*** Opening INFORMATION SHOWN ***

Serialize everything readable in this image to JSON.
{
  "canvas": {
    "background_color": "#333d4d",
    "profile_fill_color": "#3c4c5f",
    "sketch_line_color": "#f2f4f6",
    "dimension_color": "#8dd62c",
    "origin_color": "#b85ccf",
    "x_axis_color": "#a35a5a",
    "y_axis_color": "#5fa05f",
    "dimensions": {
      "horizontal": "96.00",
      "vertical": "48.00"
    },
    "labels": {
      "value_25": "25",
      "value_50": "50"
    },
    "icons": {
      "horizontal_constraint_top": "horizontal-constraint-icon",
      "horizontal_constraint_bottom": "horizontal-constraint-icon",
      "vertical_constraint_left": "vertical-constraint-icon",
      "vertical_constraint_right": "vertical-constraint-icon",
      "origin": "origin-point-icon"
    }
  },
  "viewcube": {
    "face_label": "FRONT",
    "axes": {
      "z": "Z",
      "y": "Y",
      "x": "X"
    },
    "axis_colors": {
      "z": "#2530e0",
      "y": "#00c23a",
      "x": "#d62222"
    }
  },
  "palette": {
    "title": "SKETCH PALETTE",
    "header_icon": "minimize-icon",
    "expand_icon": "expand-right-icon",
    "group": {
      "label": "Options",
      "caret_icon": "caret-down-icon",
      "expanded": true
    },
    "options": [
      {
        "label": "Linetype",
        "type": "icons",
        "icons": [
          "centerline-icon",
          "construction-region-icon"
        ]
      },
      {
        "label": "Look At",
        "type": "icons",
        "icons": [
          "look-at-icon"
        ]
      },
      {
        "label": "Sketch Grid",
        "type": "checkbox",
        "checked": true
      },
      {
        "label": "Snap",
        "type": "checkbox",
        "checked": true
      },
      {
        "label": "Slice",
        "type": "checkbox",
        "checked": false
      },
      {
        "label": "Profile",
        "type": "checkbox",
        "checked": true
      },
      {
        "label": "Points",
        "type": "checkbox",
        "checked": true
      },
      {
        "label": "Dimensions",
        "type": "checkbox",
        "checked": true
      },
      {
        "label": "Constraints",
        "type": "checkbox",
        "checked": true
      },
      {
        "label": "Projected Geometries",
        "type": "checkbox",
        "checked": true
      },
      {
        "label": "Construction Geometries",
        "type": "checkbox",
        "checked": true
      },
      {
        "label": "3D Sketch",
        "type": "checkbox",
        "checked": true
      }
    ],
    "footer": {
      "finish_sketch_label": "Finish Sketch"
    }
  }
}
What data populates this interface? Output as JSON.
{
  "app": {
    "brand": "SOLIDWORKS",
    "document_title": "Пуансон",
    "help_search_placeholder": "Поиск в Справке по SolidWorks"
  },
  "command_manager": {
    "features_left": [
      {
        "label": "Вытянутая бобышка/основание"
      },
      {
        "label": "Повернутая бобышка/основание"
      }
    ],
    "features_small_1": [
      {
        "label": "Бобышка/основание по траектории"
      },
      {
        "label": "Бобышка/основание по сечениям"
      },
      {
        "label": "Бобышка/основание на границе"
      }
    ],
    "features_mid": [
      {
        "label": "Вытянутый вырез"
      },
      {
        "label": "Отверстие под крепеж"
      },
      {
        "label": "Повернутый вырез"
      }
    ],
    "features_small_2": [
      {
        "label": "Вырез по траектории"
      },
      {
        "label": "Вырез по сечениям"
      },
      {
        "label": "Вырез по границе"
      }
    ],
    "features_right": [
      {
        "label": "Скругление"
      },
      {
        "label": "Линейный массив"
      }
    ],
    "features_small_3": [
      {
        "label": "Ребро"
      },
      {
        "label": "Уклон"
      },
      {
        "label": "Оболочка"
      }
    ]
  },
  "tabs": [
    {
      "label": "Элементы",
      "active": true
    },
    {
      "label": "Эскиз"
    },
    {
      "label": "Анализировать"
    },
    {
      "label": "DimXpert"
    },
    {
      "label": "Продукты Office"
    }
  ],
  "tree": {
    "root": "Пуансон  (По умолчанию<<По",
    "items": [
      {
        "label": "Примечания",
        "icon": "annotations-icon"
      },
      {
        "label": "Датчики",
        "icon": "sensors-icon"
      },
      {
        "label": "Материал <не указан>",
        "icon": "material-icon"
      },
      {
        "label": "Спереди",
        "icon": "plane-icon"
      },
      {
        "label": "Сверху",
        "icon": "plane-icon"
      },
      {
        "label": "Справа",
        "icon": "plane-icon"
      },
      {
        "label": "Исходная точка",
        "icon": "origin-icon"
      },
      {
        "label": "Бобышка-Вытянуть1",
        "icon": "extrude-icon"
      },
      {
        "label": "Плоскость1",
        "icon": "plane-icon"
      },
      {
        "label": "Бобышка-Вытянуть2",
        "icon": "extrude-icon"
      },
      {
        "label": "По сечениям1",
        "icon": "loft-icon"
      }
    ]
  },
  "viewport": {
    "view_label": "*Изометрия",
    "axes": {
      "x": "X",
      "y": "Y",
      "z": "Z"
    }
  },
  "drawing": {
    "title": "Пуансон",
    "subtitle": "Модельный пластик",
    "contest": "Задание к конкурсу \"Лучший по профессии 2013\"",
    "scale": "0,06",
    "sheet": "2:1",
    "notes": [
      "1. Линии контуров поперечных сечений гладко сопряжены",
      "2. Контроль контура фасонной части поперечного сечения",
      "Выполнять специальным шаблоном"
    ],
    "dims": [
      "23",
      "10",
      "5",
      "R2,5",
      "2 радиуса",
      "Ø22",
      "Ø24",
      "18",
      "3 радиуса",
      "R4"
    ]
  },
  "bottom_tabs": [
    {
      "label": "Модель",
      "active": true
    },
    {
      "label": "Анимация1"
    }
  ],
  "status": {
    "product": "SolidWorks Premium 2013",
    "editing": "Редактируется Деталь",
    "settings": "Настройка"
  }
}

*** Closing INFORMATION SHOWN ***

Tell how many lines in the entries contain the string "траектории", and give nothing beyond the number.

2